The first – and most important – piece of advice that I can give is: don’t panic. There is no evidence that suggests that panic helps anyone, ever. The types of events that we have witnessed recently only serve to reinforce the importance of a sensible investment philosophy and process.
A well-diversified portfolio is particularly useful in times like these. But portfolios do need to be rebalanced from time to time.
If you have bonds in your portfolio, then this building block will be under pressure. It is, of course, South African government bonds that were downgraded to junk status so, hopefully, your asset managers have reduced your exposure to bonds.
The rand has already come under significant pressure and this is likely to continue, so the high conviction view for the balance of this year is to reduce exposure to rand denominated investments while raising exposure to rand hedge investments.

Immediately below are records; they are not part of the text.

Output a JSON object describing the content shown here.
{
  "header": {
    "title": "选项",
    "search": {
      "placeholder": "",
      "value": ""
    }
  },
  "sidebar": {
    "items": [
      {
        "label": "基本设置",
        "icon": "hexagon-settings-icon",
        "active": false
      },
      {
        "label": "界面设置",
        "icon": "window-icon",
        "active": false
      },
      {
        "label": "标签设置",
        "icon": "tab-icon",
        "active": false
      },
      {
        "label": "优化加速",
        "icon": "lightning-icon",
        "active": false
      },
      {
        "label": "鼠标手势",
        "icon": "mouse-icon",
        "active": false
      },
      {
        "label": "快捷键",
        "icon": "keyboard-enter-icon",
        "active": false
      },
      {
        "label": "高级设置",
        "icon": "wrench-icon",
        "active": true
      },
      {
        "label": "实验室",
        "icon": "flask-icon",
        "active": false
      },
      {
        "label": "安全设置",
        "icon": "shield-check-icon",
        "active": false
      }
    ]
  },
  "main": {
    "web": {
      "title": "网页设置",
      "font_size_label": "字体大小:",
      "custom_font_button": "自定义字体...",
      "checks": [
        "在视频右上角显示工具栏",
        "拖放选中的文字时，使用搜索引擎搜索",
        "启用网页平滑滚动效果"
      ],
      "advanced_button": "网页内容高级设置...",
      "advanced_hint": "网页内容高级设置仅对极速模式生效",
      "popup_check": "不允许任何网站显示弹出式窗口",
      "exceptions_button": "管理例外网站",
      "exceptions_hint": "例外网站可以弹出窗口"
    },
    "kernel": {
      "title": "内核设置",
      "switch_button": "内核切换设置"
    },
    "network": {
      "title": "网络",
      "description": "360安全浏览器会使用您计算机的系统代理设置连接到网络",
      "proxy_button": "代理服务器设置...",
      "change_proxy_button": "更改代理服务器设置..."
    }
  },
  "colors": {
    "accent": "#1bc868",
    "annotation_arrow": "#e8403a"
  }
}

The shares of local companies which earn a large proportion of their revenue or profit in South Africa – such as local banks and local retail stores – are also probably not going to perform particularly well, so you want to reduce exposure to these types of companies in your portfolio as well.
Interestingly, and importantly, the good news is that some of the equity building blocks of your portfolio are likely to give you good returns. Our high conviction view is that overseas equities are likely to provide better investment returns than local companies in the coming year. So you will want to have greater exposure to international companies or those local businesses which are exposed to the global economy.
About two thirds of the income that is generated by companies listed on the Johannesburg Stock Exchange is generated outside of the country. Those businesses are likely to perform well if the rand devalues, so you want to have an increased exposure to those types of companies in your portfolio. For example a business which exports goods from South Africa and earns in foreign currency, or a foreign based retailer would be options to consider.
Hedge funds are often used to reduce the downside volatility of a portfolio and thus reduce the risk. It’s like an insurance policy. It may be expensive, but if you have a hedge fund strategy in your portfolio you probably want a higher percentage of hedge funds now.
Protected equity is a type of investment building block strategy where you do not share in the downside of the market so that if the market drops by, say, 5% your portfolio might only drop by 2%. That means that when the market starts going up again, your portfolio starts at a higher point. In uncertain times such as this you want more of this in your portfolio today.